Adenovirus infection that spreads to more than 1 part of the body is often harder to treat. Your care team works to treat the infection and to prevent transplant rejection or complications.

Support for patients with adenovirus infection after bone marrow transplant

Your child’s care team will tell you the treatment plan. They tell you how your child will receive treatment. Ask your care team how best to care for your child. They can answer any questions you have about your child’s treatment or how to find support.

Questions to ask your care team

  • How will my child be tested for adenovirus before, during, and after transplant?
  • How can I help prevent my child from getting infections like adenovirus?
  • How will the results of the adenovirus tests be shared with me?
  • What risk factors does my child have with adenovirus?
  • What treatment is best for my child’s adenovirus infection?
  • What are the possible side effects of adenovirus treatment?
  • How can I help reduce side effects of treatment?
  • What should I know about caring for my child while they receive treatment?

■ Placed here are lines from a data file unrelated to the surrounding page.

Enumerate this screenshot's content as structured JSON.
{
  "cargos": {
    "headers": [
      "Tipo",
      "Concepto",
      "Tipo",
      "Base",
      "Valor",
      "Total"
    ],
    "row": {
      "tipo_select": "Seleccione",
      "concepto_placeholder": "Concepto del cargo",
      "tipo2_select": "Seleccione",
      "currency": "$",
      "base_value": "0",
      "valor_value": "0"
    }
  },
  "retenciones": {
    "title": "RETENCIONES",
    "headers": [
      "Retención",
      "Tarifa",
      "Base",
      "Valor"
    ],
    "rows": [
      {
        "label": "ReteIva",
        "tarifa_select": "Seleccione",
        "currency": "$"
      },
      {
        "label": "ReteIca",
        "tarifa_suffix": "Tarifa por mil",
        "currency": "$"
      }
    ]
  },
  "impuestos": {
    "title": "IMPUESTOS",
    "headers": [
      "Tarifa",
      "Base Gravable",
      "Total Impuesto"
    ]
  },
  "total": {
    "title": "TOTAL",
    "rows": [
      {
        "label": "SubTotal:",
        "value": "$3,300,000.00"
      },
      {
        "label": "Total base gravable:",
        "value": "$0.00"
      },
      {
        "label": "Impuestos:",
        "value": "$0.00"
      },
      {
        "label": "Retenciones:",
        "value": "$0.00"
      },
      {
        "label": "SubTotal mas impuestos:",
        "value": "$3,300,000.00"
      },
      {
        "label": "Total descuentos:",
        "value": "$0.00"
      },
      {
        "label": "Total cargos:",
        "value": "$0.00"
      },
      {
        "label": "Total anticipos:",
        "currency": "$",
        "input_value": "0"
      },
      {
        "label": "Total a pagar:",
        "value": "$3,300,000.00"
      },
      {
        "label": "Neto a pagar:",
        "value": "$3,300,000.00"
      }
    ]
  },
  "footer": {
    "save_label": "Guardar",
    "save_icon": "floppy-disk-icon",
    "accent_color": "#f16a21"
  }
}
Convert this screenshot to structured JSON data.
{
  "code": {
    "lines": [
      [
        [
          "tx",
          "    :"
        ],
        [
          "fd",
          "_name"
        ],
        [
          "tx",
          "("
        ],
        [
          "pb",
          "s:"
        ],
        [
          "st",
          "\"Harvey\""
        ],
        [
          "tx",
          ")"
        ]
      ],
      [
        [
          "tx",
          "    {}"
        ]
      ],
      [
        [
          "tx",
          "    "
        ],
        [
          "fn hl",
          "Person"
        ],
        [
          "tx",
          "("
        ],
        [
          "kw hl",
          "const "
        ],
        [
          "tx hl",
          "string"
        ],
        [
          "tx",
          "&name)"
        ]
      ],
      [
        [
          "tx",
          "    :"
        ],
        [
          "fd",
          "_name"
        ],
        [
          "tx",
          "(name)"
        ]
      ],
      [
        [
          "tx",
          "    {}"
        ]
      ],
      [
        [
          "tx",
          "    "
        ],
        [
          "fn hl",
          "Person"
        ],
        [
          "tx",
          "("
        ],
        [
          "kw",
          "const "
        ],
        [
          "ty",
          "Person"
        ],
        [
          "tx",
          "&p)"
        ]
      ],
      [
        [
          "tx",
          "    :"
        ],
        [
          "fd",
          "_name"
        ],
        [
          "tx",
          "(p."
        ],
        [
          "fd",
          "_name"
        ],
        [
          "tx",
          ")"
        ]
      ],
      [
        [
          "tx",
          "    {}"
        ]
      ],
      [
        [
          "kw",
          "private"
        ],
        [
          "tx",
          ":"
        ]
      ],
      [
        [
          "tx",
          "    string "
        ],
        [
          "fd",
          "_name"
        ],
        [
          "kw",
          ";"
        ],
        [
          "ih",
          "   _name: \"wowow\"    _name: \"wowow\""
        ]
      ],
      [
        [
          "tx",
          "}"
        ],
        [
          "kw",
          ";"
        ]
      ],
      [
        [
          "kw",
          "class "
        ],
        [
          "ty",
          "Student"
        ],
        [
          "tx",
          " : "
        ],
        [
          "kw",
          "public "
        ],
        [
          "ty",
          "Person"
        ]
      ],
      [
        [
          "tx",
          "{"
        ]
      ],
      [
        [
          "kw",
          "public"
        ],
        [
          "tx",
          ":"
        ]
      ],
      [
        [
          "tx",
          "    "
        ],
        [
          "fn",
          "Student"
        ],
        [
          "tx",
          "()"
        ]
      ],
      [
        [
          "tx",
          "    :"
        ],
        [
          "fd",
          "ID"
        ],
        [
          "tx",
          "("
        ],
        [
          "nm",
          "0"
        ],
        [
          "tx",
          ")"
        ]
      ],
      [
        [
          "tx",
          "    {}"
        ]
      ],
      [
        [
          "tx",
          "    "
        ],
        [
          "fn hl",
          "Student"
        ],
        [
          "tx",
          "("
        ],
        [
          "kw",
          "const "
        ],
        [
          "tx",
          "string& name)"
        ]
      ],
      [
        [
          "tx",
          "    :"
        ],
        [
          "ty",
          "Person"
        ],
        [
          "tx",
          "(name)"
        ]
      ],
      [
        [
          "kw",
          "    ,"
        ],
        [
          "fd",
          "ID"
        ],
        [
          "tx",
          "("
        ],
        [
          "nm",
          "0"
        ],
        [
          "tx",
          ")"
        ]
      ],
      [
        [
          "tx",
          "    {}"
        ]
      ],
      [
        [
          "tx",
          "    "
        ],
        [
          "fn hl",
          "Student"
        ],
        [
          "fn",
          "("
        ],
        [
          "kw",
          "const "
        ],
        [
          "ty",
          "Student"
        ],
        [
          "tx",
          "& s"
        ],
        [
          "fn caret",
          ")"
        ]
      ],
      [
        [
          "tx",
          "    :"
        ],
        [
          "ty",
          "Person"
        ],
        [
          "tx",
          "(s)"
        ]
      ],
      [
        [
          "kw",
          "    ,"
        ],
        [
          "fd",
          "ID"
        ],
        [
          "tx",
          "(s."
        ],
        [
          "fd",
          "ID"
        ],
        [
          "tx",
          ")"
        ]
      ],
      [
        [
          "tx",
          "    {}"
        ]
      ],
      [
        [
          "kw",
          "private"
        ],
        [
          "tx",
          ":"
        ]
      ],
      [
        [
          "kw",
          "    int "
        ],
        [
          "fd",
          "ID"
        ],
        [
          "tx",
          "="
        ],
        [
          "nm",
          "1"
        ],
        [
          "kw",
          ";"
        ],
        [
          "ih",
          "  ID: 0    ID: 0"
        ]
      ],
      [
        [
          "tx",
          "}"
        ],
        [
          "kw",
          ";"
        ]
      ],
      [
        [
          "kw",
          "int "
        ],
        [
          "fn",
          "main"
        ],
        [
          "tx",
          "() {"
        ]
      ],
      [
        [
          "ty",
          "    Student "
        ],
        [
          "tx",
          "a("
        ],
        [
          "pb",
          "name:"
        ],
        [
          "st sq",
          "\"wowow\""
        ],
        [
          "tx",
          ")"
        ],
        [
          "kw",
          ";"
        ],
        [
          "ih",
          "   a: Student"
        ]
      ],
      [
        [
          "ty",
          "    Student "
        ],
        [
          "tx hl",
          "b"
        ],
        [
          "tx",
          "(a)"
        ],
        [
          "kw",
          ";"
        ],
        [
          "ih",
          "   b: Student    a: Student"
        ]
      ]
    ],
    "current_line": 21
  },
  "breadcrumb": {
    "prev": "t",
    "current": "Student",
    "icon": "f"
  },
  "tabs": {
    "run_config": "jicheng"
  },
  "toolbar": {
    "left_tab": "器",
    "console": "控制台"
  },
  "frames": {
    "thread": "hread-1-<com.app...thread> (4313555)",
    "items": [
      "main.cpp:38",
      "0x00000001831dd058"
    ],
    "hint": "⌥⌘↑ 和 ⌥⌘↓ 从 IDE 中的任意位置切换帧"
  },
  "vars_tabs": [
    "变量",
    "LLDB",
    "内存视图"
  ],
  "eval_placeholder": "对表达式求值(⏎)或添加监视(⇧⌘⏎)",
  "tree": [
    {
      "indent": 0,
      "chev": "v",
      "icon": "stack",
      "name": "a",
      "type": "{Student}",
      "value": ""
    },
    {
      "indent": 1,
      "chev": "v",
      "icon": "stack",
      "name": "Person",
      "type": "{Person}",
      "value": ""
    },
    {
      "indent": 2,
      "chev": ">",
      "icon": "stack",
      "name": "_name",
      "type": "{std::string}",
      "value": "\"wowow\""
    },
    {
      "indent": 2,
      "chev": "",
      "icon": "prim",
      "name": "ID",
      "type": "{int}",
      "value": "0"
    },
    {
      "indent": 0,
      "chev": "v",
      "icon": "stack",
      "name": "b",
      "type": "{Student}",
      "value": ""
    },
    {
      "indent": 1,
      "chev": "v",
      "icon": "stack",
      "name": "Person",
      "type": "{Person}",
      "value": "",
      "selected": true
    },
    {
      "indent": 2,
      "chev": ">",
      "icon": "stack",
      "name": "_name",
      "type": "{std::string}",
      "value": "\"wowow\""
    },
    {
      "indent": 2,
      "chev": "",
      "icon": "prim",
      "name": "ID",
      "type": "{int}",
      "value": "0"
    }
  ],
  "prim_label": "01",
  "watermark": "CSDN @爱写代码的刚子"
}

Key points about adenovirus infection after bone marrow transplant

  • Adenovirus can cause respiratory, gastrointestinal, urinary, or eye disease.
  • Symptoms of adenovirus depend on which body system is infected.
  • Depending on what symptoms your child has, your provider may take stool samples, nasal swab, or blood to diagnose adenovirus in specific organ systems.
  • Treatment for adenovirus infection often includes reducing the dose of medicines that lower the immune response. Your child may also get antiviral medicines.
  • Your care team often tests for adenovirus. This is so they can diagnose and treat this infection as soon as possible.

Reviewed: November 2023